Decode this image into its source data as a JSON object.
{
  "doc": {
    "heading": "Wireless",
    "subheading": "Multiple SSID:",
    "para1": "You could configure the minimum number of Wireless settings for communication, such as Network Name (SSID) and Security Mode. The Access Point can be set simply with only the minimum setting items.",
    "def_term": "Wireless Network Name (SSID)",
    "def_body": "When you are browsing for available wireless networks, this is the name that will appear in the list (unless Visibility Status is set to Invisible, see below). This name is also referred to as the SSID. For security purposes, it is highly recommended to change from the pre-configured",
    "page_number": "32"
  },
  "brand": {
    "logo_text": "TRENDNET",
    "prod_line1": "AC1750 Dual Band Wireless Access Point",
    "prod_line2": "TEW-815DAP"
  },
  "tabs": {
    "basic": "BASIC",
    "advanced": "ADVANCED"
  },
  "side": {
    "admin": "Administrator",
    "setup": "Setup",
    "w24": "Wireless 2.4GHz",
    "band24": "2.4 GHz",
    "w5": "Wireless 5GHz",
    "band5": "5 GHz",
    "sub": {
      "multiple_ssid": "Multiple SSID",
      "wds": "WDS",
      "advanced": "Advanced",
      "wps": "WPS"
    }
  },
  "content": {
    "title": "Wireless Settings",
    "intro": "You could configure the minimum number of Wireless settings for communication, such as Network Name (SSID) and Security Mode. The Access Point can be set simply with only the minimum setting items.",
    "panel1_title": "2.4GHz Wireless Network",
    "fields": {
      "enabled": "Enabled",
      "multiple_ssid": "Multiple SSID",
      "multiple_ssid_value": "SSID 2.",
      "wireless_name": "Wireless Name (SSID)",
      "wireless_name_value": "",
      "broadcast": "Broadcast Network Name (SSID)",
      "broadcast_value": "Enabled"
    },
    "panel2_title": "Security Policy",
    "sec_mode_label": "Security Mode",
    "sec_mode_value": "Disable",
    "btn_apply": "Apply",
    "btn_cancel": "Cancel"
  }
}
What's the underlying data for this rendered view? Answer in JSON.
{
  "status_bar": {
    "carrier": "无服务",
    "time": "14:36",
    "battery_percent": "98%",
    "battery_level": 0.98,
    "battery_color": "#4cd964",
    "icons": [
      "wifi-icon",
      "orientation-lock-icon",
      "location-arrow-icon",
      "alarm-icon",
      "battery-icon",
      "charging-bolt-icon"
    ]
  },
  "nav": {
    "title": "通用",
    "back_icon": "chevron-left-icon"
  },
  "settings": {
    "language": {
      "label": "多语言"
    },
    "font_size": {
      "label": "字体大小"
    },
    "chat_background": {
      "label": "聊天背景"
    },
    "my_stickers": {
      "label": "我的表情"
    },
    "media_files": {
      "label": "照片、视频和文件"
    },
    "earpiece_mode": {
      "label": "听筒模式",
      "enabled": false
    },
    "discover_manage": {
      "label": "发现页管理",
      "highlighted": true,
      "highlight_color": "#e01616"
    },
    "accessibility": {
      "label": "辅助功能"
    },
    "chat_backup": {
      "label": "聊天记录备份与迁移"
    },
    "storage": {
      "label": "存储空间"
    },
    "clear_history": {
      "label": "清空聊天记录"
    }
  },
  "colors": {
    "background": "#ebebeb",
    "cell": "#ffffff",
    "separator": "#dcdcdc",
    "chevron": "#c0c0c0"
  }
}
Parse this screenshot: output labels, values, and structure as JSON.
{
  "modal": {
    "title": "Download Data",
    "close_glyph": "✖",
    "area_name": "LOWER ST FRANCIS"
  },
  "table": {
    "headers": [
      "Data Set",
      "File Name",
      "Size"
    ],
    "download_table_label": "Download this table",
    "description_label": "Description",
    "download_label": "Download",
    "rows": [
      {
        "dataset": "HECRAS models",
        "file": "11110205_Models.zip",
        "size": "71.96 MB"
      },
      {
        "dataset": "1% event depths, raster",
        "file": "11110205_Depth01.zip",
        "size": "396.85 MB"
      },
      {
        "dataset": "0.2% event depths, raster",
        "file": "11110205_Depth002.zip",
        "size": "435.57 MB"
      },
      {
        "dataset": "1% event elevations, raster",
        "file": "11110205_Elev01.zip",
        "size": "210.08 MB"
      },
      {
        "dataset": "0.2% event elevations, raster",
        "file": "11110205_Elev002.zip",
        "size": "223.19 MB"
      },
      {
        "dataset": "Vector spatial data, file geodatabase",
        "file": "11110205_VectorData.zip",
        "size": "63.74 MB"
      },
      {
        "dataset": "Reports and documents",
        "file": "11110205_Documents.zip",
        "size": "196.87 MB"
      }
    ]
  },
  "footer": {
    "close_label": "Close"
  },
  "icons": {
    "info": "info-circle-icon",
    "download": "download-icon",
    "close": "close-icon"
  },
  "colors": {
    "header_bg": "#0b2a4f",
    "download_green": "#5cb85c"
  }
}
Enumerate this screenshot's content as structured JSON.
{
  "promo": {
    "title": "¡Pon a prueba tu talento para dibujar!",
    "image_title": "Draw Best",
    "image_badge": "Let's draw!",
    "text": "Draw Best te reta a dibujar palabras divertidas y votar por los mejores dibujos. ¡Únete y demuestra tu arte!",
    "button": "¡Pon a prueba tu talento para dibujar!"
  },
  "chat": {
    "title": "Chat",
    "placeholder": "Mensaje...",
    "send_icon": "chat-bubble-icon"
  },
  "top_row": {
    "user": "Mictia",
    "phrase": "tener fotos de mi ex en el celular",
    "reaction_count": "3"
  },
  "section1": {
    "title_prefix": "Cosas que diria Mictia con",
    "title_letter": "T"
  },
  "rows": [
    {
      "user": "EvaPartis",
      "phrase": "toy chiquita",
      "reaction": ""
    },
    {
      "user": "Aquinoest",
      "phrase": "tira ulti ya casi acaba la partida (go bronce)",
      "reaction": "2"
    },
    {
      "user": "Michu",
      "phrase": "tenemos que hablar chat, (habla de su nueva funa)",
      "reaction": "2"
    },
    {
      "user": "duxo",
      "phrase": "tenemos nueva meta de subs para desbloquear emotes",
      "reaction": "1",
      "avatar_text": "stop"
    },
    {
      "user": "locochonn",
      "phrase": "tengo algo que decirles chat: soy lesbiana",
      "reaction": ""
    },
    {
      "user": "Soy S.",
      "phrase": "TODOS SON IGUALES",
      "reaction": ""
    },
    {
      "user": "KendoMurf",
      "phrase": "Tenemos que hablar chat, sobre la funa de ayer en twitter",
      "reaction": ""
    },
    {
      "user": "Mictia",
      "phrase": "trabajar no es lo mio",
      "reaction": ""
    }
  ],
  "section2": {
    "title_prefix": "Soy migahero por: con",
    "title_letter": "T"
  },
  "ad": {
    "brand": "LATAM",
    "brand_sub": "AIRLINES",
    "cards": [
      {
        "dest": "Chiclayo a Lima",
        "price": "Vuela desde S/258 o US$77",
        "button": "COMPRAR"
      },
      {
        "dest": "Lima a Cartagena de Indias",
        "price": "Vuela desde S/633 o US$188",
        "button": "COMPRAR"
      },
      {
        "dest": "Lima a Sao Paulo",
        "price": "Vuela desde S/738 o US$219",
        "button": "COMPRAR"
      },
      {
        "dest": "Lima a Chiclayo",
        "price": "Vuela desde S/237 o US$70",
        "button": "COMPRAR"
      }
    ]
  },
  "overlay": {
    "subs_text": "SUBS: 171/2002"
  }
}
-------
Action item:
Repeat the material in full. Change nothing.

Response to this exercise:
Decode this image into its source data as a JSON object.
{
  "doc": {
    "heading": "Wireless",
    "subheading": "Multiple SSID:",
    "para1": "You could configure the minimum number of Wireless settings for communication, such as Network Name (SSID) and Security Mode. The Access Point can be set simply with only the minimum setting items.",
    "def_term": "Wireless Network Name (SSID)",
    "def_body": "When you are browsing for available wireless networks, this is the name that will appear in the list (unless Visibility Status is set to Invisible, see below). This name is also referred to as the SSID. For security purposes, it is highly recommended to change from the pre-configured",
    "page_number": "32"
  },
  "brand": {
    "logo_text": "TRENDNET",
    "prod_line1": "AC1750 Dual Band Wireless Access Point",
    "prod_line2": "TEW-815DAP"
  },
  "tabs": {
    "basic": "BASIC",
    "advanced": "ADVANCED"
  },
  "side": {
    "admin": "Administrator",
    "setup": "Setup",
    "w24": "Wireless 2.4GHz",
    "band24": "2.4 GHz",
    "w5": "Wireless 5GHz",
    "band5": "5 GHz",
    "sub": {
      "multiple_ssid": "Multiple SSID",
      "wds": "WDS",
      "advanced": "Advanced",
      "wps": "WPS"
    }
  },
  "content": {
    "title": "Wireless Settings",
    "intro": "You could configure the minimum number of Wireless settings for communication, such as Network Name (SSID) and Security Mode. The Access Point can be set simply with only the minimum setting items.",
    "panel1_title": "2.4GHz Wireless Network",
    "fields": {
      "enabled": "Enabled",
      "multiple_ssid": "Multiple SSID",
      "multiple_ssid_value": "SSID 2.",
      "wireless_name": "Wireless Name (SSID)",
      "wireless_name_value": "",
      "broadcast": "Broadcast Network Name (SSID)",
      "broadcast_value": "Enabled"
    },
    "panel2_title": "Security Policy",
    "sec_mode_label": "Security Mode",
    "sec_mode_value": "Disable",
    "btn_apply": "Apply",
    "btn_cancel": "Cancel"
  }
}
What's the underlying data for this rendered view? Answer in JSON.
{
  "status_bar": {
    "carrier": "无服务",
    "time": "14:36",
    "battery_percent": "98%",
    "battery_level": 0.98,
    "battery_color": "#4cd964",
    "icons": [
      "wifi-icon",
      "orientation-lock-icon",
      "location-arrow-icon",
      "alarm-icon",
      "battery-icon",
      "charging-bolt-icon"
    ]
  },
  "nav": {
    "title": "通用",
    "back_icon": "chevron-left-icon"
  },
  "settings": {
    "language": {
      "label": "多语言"
    },
    "font_size": {
      "label": "字体大小"
    },
    "chat_background": {
      "label": "聊天背景"
    },
    "my_stickers": {
      "label": "我的表情"
    },
    "media_files": {
      "label": "照片、视频和文件"
    },
    "earpiece_mode": {
      "label": "听筒模式",
      "enabled": false
    },
    "discover_manage": {
      "label": "发现页管理",
      "highlighted": true,
      "highlight_color": "#e01616"
    },
    "accessibility": {
      "label": "辅助功能"
    },
    "chat_backup": {
      "label": "聊天记录备份与迁移"
    },
    "storage": {
      "label": "存储空间"
    },
    "clear_history": {
      "label": "清空聊天记录"
    }
  },
  "colors": {
    "background": "#ebebeb",
    "cell": "#ffffff",
    "separator": "#dcdcdc",
    "chevron": "#c0c0c0"
  }
}
Parse this screenshot: output labels, values, and structure as JSON.
{
  "modal": {
    "title": "Download Data",
    "close_glyph": "✖",
    "area_name": "LOWER ST FRANCIS"
  },
  "table": {
    "headers": [
      "Data Set",
      "File Name",
      "Size"
    ],
    "download_table_label": "Download this table",
    "description_label": "Description",
    "download_label": "Download",
    "rows": [
      {
        "dataset": "HECRAS models",
        "file": "11110205_Models.zip",
        "size": "71.96 MB"
      },
      {
        "dataset": "1% event depths, raster",
        "file": "11110205_Depth01.zip",
        "size": "396.85 MB"
      },
      {
        "dataset": "0.2% event depths, raster",
        "file": "11110205_Depth002.zip",
        "size": "435.57 MB"
      },
      {
        "dataset": "1% event elevations, raster",
        "file": "11110205_Elev01.zip",
        "size": "210.08 MB"
      },
      {
        "dataset": "0.2% event elevations, raster",
        "file": "11110205_Elev002.zip",
        "size": "223.19 MB"
      },
      {
        "dataset": "Vector spatial data, file geodatabase",
        "file": "11110205_VectorData.zip",
        "size": "63.74 MB"
      },
      {
        "dataset": "Reports and documents",
        "file": "11110205_Documents.zip",
        "size": "196.87 MB"
      }
    ]
  },
  "footer": {
    "close_label": "Close"
  },
  "icons": {
    "info": "info-circle-icon",
    "download": "download-icon",
    "close": "close-icon"
  },
  "colors": {
    "header_bg": "#0b2a4f",
    "download_green": "#5cb85c"
  }
}
Enumerate this screenshot's content as structured JSON.
{
  "promo": {
    "title": "¡Pon a prueba tu talento para dibujar!",
    "image_title": "Draw Best",
    "image_badge": "Let's draw!",
    "text": "Draw Best te reta a dibujar palabras divertidas y votar por los mejores dibujos. ¡Únete y demuestra tu arte!",
    "button": "¡Pon a prueba tu talento para dibujar!"
  },
  "chat": {
    "title": "Chat",
    "placeholder": "Mensaje...",
    "send_icon": "chat-bubble-icon"
  },
  "top_row": {
    "user": "Mictia",
    "phrase": "tener fotos de mi ex en el celular",
    "reaction_count": "3"
  },
  "section1": {
    "title_prefix": "Cosas que diria Mictia con",
    "title_letter": "T"
  },
  "rows": [
    {
      "user": "EvaPartis",
      "phrase": "toy chiquita",
      "reaction": ""
    },
    {
      "user": "Aquinoest",
      "phrase": "tira ulti ya casi acaba la partida (go bronce)",
      "reaction": "2"
    },
    {
      "user": "Michu",
      "phrase": "tenemos que hablar chat, (habla de su nueva funa)",
      "reaction": "2"
    },
    {
      "user": "duxo",
      "phrase": "tenemos nueva meta de subs para desbloquear emotes",
      "reaction": "1",
      "avatar_text": "stop"
    },
    {
      "user": "locochonn",
      "phrase": "tengo algo que decirles chat: soy lesbiana",
      "reaction": ""
    },
    {
      "user": "Soy S.",
      "phrase": "TODOS SON IGUALES",
      "reaction": ""
    },
    {
      "user": "KendoMurf",
      "phrase": "Tenemos que hablar chat, sobre la funa de ayer en twitter",
      "reaction": ""
    },
    {
      "user": "Mictia",
      "phrase": "trabajar no es lo mio",
      "reaction": ""
    }
  ],
  "section2": {
    "title_prefix": "Soy migahero por: con",
    "title_letter": "T"
  },
  "ad": {
    "brand": "LATAM",
    "brand_sub": "AIRLINES",
    "cards": [
      {
        "dest": "Chiclayo a Lima",
        "price": "Vuela desde S/258 o US$77",
        "button": "COMPRAR"
      },
      {
        "dest": "Lima a Cartagena de Indias",
        "price": "Vuela desde S/633 o US$188",
        "button": "COMPRAR"
      },
      {
        "dest": "Lima a Sao Paulo",
        "price": "Vuela desde S/738 o US$219",
        "button": "COMPRAR"
      },
      {
        "dest": "Lima a Chiclayo",
        "price": "Vuela desde S/237 o US$70",
        "button": "COMPRAR"
      }
    ]
  },
  "overlay": {
    "subs_text": "SUBS: 171/2002"
  }
}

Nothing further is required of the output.